For the first time in its history, the Swedish Enforcement Authority, the government agency that collects taxes, has allowed a Swedish company to settle a debt via bitcoin. The debtor, whose identity was not made public, transferred 0.6 bitcoin to the agency, a sum that will be sold off in an auction that starts today. Johannes Paulson, an operations developer with the Enforcement Authority, explained that while the agency has tried unsuccessfully to confiscate bitcoin from criminals in the past, the unnamed company’s cooperation made this the first instance in which the government body successfully gained possession of the virtual currency.
Some in the Swedish press are speculating that this could open the door for members of the public to follow suit by offering the agency bitcoin in place of fiat currency.
Among the nations of the world, Sweden has made some of the most significant strides towards becoming a cashless society. Already, certain stores refuse to accept hard currency and many bank locations no longer handle cash.
The Swedish government has previously signaled a degree of interest in blockchain technology.
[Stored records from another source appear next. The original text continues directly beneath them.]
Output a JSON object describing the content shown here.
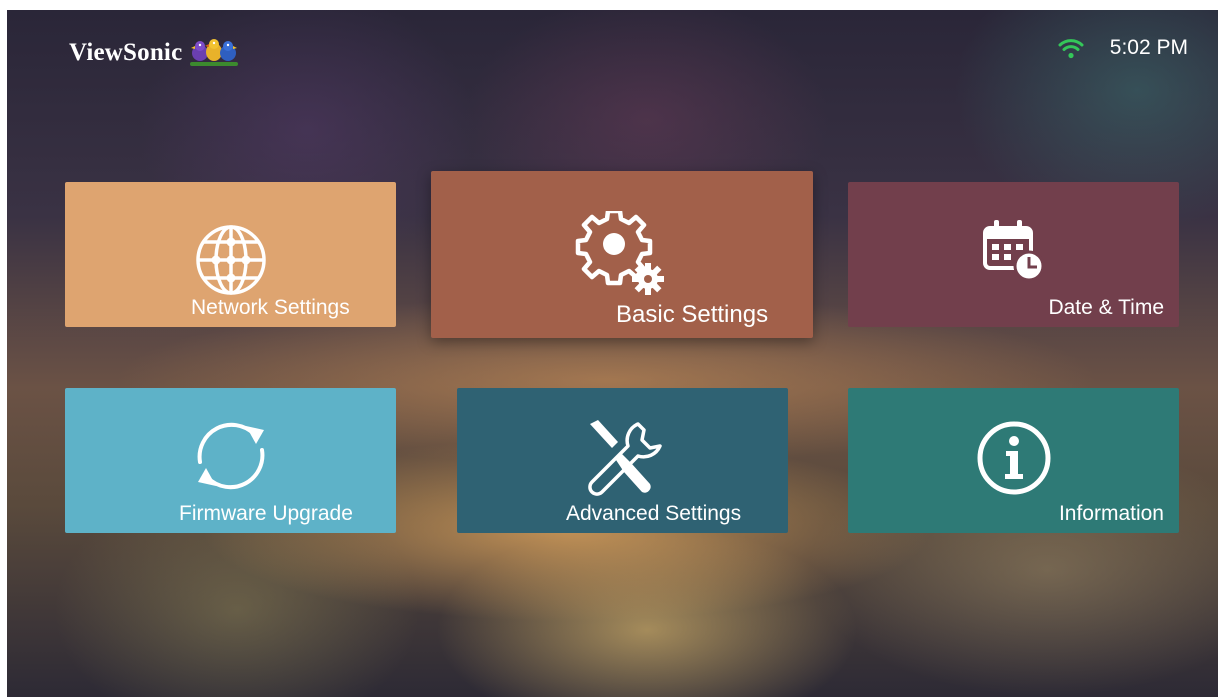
{
  "brand": {
    "name": "ViewSonic",
    "logo_icon": "birds-logo-icon"
  },
  "status_bar": {
    "wifi_icon": "wifi-icon",
    "time": "5:02 PM",
    "wifi_color": "#34c759"
  },
  "tiles": [
    {
      "label": "Network Settings",
      "icon": "globe-network-icon",
      "color": "#dea470"
    },
    {
      "label": "Basic Settings",
      "icon": "gears-icon",
      "color": "#a2604a",
      "selected": true
    },
    {
      "label": "Date & Time",
      "icon": "calendar-clock-icon",
      "color": "#723f4c"
    },
    {
      "label": "Firmware Upgrade",
      "icon": "refresh-arrows-icon",
      "color": "#5eb2c8"
    },
    {
      "label": "Advanced Settings",
      "icon": "tools-icon",
      "color": "#2f6273"
    },
    {
      "label": "Information",
      "icon": "info-icon",
      "color": "#2e7a76"
    }
  ]
}
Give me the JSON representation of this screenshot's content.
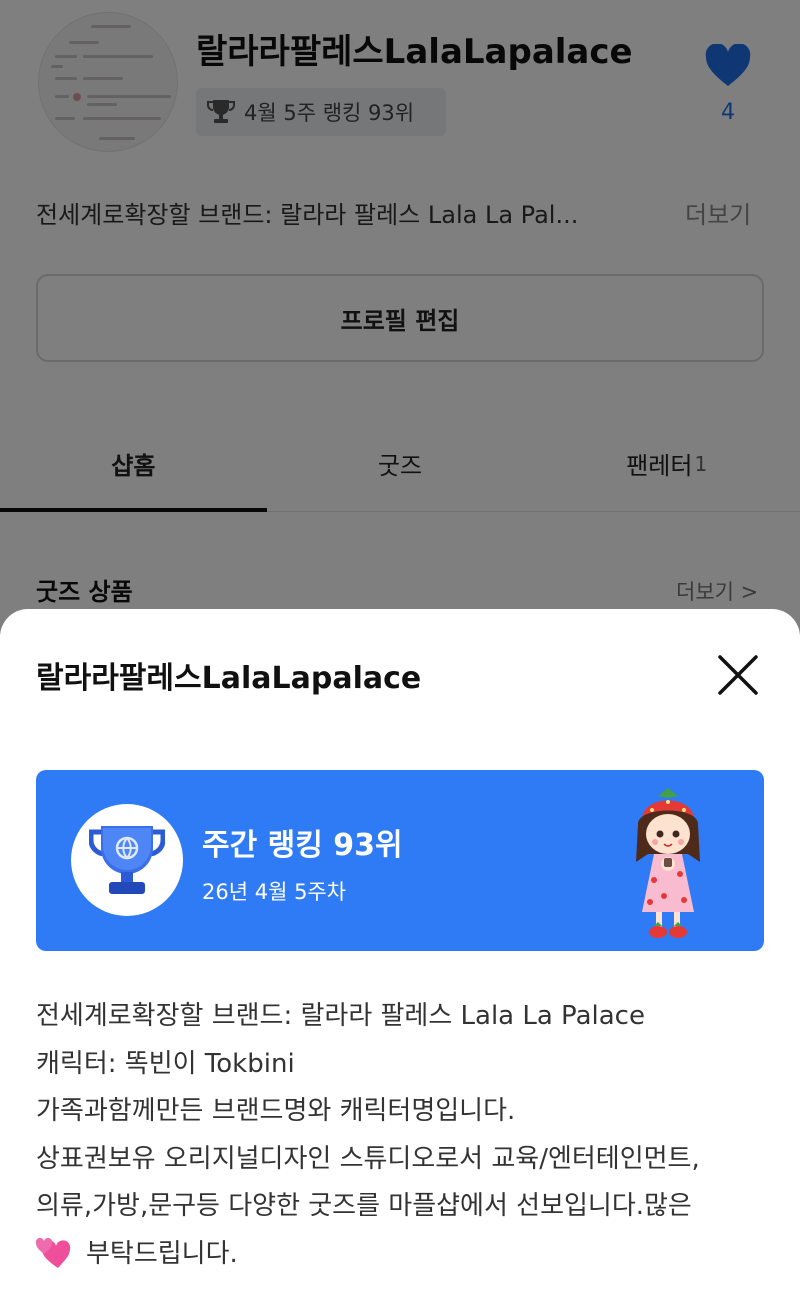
{
  "profile": {
    "shop_name": "랄라라팔레스LalaLapalace",
    "rank_badge": "4월 5주 랭킹 93위",
    "like_count": "4",
    "bio_preview": "전세계로확장할 브랜드: 랄라라 팔레스 Lala La Pal...",
    "more_label": "더보기",
    "edit_button": "프로필 편집",
    "tabs": [
      {
        "label": "샵홈",
        "count": ""
      },
      {
        "label": "굿즈",
        "count": ""
      },
      {
        "label": "팬레터",
        "count": "1"
      }
    ],
    "section_title": "굿즈 상품",
    "section_more": "더보기 >"
  },
  "sheet": {
    "title": "랄라라팔레스LalaLapalace",
    "rank_card": {
      "title": "주간 랭킹 93위",
      "week": "26년 4월 5주차"
    },
    "bio_lines": [
      "전세계로확장할 브랜드: 랄라라 팔레스 Lala La Palace",
      "캐릭터: 똑빈이 Tokbini",
      "가족과함께만든 브랜드명와 캐릭터명입니다.",
      "상표권보유 오리지널디자인 스튜디오로서 교육/엔터테인먼트,",
      "의류,가방,문구등 다양한 굿즈를 마플샵에서 선보입니다.많은",
      "부탁드립니다."
    ]
  },
  "icons": {
    "trophy": "trophy-icon",
    "heart": "heart-icon",
    "close": "close-icon",
    "emoji": "two-hearts-emoji"
  },
  "colors": {
    "accent_blue": "#2f7bf5",
    "like_blue": "#1f6fe8",
    "emoji_pink": "#ef4f9a"
  }
}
In 2016, one of its agencies collaborated with several private sector partners to develop a proof of concept for a blockchain-based land title platform.